by Hannah Rank, Medill Reports Chicago
A quiet chatter filled the cafeteria of Aspira Business and Finance High School on Friday night. Loved ones and old friends greeted one another heartily. On a vaulted stage positioned on the other end of the room sat a group of seven chairs lined up in two rows. The chairs began to fill slowly.
First a professor from Hunter College, then two top administrators of the the high school took a seat. Then the 30th ward alderman, Ariel Reboyras, positioned himself in the front right chair. On the other end of the row sat the up-and-coming 35th ward alderman, Carlos Ramirez-Rosa, who after less than a year in the City Council has already made quite a splash. Finally, State Senator Iris Martinez of the 20th district and U.S. Rep. Luis Gutierrez (D-4th) entered. Once the elected leaders had settled on the stage, Jose Lopez, leader of the Puerto Rican Agenda, the organization hosting Friday’s event, motioned for the attendees to take their seats.
The crowd had a familiar comfort. But this was no casual get-together; Illinois’ pre-eminent Puerto Rican leaders don’t often gather publicly in the same room. The topic of discussion: Puerto Rico, their “tierra.” It’s in serious debt, and they’ve come to galvanize support and discuss solutions.
“Tonight is the first time Puerto Rican elected leadership, along with leaders from the local Puerto Rican Community are publicly coming together to discuss these concerns,” Cristina Pacione-Zayas, the co-chair of the Puerto Rican Agenda, said in her introduction. “This presidential election is very critical, and we really have a grand opportunity to put these issues on the map and to really do something for our community.”

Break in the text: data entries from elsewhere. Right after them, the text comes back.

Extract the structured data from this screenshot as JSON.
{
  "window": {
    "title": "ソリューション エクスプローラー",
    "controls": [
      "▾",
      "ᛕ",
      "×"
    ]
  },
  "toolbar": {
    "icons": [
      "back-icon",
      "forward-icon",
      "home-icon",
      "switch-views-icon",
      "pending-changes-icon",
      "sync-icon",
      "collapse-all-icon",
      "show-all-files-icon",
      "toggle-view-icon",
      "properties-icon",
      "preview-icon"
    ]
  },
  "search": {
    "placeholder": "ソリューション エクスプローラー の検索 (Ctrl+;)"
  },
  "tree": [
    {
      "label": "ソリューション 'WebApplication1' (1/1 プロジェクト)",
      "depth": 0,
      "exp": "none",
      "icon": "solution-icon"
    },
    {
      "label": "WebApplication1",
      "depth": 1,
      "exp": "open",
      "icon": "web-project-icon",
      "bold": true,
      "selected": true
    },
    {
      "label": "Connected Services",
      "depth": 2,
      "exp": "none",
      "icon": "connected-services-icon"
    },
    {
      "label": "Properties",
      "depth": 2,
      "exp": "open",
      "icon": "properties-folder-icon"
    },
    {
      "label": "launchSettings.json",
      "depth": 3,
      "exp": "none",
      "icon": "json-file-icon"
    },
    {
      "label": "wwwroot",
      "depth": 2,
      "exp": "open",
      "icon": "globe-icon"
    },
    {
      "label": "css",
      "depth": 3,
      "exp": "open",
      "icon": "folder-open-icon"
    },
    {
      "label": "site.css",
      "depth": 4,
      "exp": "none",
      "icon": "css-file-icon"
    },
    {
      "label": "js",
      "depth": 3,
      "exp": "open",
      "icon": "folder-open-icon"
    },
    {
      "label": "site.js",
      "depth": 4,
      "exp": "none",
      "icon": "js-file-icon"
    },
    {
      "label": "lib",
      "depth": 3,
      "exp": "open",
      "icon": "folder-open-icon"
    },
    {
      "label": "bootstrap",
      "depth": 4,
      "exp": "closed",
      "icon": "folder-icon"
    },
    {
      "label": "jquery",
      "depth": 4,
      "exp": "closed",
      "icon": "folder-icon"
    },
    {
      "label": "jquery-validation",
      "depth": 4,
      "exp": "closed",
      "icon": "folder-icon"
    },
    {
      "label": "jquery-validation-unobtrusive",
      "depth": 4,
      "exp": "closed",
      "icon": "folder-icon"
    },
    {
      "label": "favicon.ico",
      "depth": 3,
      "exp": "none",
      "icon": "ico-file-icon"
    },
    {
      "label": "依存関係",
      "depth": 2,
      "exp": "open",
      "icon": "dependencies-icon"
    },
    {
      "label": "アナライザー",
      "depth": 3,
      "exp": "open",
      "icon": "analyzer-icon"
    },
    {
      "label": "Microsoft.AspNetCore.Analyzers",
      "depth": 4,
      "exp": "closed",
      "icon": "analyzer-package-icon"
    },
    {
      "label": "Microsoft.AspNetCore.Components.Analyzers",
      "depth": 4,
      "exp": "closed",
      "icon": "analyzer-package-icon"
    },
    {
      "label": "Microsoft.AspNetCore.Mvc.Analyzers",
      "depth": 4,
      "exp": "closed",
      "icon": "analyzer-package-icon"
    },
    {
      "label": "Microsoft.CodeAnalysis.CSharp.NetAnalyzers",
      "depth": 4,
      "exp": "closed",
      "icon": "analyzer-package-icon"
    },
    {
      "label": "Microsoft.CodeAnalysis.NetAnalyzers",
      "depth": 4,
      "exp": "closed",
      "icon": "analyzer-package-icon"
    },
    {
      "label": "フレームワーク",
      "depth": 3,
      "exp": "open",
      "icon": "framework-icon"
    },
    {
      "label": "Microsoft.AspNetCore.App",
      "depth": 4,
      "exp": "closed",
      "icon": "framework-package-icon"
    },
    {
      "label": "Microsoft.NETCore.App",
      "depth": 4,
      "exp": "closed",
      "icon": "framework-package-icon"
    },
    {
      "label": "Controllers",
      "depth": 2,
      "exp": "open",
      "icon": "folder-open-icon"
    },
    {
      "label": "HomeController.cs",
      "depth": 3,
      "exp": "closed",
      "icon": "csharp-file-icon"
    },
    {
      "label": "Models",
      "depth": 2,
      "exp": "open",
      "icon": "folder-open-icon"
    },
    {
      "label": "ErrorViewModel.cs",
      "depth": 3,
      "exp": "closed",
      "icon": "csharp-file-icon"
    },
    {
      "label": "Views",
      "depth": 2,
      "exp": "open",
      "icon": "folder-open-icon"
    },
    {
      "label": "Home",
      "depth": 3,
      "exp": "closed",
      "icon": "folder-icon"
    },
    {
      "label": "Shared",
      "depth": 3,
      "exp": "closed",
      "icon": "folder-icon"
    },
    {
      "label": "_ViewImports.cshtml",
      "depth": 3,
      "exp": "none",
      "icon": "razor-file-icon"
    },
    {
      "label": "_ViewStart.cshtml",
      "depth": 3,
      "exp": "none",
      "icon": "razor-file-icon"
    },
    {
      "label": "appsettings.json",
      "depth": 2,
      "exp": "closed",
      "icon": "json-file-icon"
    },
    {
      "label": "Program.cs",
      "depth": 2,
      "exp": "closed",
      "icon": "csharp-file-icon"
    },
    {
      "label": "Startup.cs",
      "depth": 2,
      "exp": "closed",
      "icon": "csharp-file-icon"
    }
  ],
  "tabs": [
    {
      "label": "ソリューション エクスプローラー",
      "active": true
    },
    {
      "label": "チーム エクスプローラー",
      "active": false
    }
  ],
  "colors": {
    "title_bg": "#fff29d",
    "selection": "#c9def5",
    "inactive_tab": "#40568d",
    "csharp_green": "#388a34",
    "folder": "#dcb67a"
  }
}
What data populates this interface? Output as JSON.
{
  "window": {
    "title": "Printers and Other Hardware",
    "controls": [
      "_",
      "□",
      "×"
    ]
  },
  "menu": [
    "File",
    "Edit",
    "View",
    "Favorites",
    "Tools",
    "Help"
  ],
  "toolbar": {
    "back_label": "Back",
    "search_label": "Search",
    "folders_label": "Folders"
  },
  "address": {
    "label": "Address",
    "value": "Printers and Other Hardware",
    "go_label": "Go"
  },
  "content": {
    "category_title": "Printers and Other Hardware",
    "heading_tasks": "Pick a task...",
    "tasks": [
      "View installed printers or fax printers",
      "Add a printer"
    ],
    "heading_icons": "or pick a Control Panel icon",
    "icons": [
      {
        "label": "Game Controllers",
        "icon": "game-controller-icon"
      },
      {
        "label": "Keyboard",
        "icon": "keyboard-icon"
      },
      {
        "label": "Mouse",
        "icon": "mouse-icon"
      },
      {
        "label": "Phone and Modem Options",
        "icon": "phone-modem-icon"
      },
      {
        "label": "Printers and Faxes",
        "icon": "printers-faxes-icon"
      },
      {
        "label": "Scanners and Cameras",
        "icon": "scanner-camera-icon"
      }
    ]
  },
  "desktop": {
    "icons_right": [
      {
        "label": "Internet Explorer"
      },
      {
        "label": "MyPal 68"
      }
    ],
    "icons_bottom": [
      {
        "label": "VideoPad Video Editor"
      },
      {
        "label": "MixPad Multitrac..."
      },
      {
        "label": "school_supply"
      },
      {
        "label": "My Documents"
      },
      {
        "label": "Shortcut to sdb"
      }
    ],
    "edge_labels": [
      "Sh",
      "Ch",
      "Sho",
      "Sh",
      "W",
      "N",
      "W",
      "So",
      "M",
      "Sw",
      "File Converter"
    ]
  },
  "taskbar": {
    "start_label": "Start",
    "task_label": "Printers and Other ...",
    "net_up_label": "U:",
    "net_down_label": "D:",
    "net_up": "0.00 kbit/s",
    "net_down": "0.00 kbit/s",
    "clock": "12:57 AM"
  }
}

First to speak was Edwin Melendez, director of The Center for Puerto Rican studies at Hunter College. He explained the scale and implications of the current debt crisis plaguing the island.
“Because we are in junk bond territory – there is no value to the debt that Puerto Rico has access to – the most recent administration cannot borrow any money,” Melendez said. “So, the fight right now is that we need some kind of territorial bankruptcy to protect the commonwealth and the corporations from the debt that they have to pay.”
Right now, because Puerto Rico is not a state, under U.S. law the island’s municipalities may not file for bankruptcy protections.
Melendez said nearly half of Puerto Ricans on the island are living in poverty.
“Because of that, we have an unprecedented migration to the U.S. All our communities are receiving newcomers,” he said. Melendez noted that one state receiving new Puerto Ricans is Pennsylvania, poised to be a swing state in the elections.